- It does only come once a year, but it doesn’t need to be a free-for-all. Make compromises and consciously choose foods that you enjoy versus standing in the kitchen and grazing all day. For example, “I’m going to CONSCIOUSLY have two pieces of Aunt Linda’s fudge instead of 3.” Choose what you really want and enjoy it! (And, I highly recommend my Aunt Linda’s fudge. It’s phenomenal!!!)
- Jan. 1 falls on a Thursday. You’re likely not going to “start again” on a Thursday. You’ll probably wait until the following Monday because that’s how we typically handle stuff like this. More days toward your goals will be lost. Seriously – try going to the gym on Christmas Eve morning. You’ll be so proud of yourself the rest of the day!
Monday, November 24, 2014
Six Tips to Surviving the Next Six Weeks (even if you are over-booked, over-stressed, tempted by treats and your family get-togethers drive you to the Bailey’s)

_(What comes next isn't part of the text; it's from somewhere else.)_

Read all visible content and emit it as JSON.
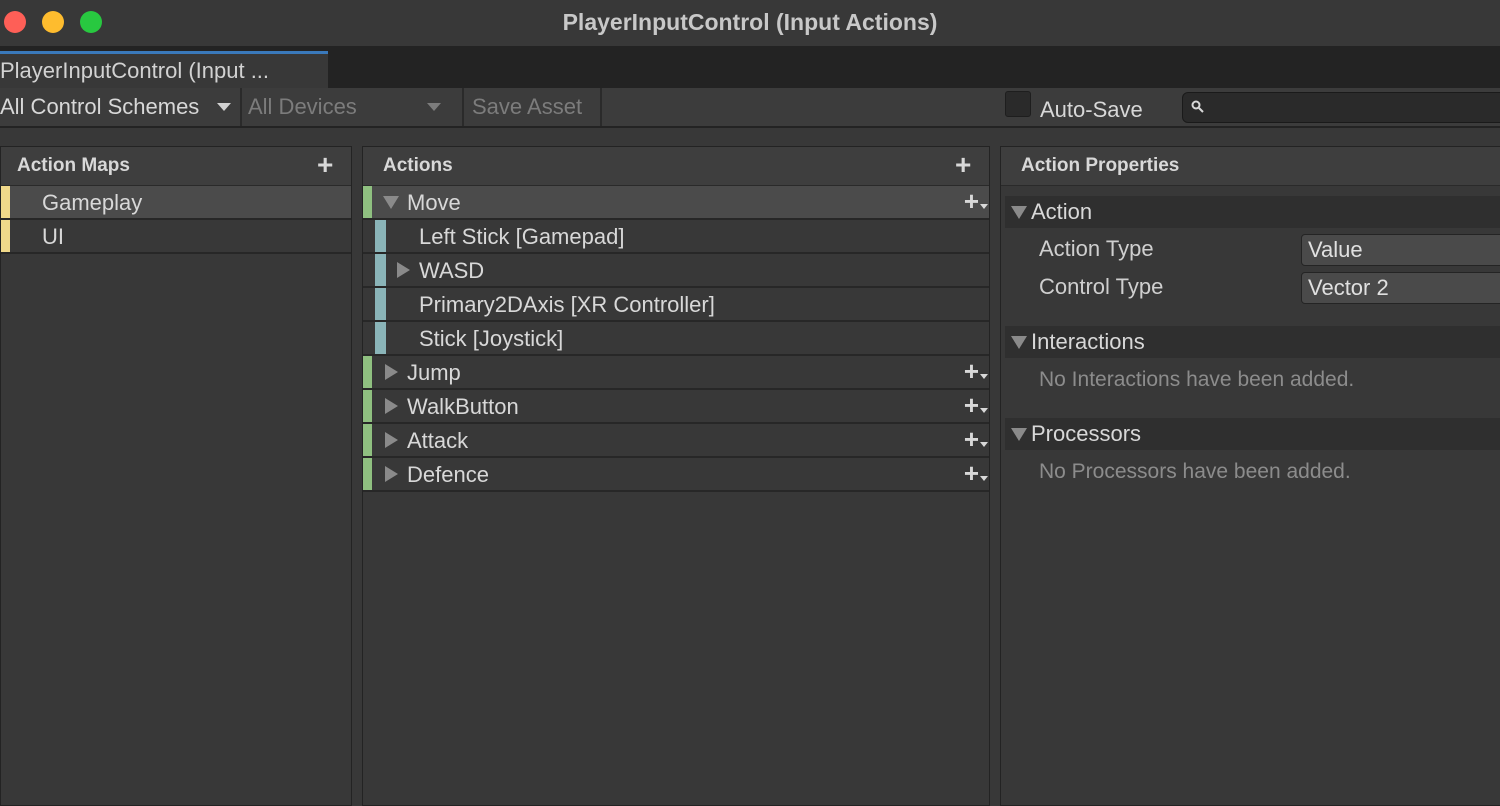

That may be my longest blog post title yet, however I feel it’s warranted given the madness of this topic. I’m starting to see the “survive the holidays” tips all over social media and talked a bit about it in Renee’s blog earlier today. Given this is a wellness blog, I thought I’d add some points that I actually use in real life. I want to be realistic and less obvious/annoying as some of the other “tip” articles out there!
Weight-wise, my most successful holiday season was last year. I got a horrible stomach flu a few days before Christmas, so I barely ate a thing. My worst year was 2010. A project at work went awry the week of Thanksgiving. I worked days/nights/weekends up until Christmas and didn’t take care of myself at all. Once Christmas came, I was able to take two weeks off of work – and I ate and drank my way through them.
Let’s find a happy medium, shall we? Here’s what’s worked for me and what I plan to do this year.
1) Don’t take home leftovers or keep tempting food in the house. If you bake or cook, it has to go elsewhere.
2) Celebrate on the holiday only. The holiday is ONE day out of the week. Enjoy the treats and foods as much as you want to on that one day. Don’t extend Thanksgiving into a four-day food festival or a Christmas through New Year’s Day eat-a-thon.
3) Stay busy. I know many folks take 1-2 weeks off of work at the end of the year because of travel or to be with family. For me, that doesn’t work. I can’t justify taking that much time off of work in the middle of winter. It will be me and the food stuck inside hiding from the freezing cold. I will work or make active plans Dec. 26-Jan. 4 to keep me in my daily routine.
4) Make compromises. “It only comes once a year.” “I never get to eat/drink such-n-such.” “If I don’t eat this, it will hurt someone’s feelings.” “I’ve ruined my diet now – I’ll start again after the 1st.” And, it goes on.
5) Write your 2015 goals NOW. Don’t wait until the post-holiday guilt has set in to write your absurd “I’m only eating vegetables and I’m going to the gym EVERY DAY” goals. Try writing your 2015 goals (realistically) now so you can keep them in mind over the next several weeks. When Jan. 1 comes, you’ll be ready for it.
6) Forgiveness. Enjoy your family and friends. Enjoy your treats. What’s done is done. Feeling guilt over yesterday doesn’t fix it. Let go of guilt and do better today.
On a personal note, it’s been a while since I’ve written in this blog. I focused on myself in 2014 – adjusting to a new job, a new home, loss of family members and learning the art of Wellness Coaching. I’m excited to broaden the Mind Over Mayo name and capabilities in 2015!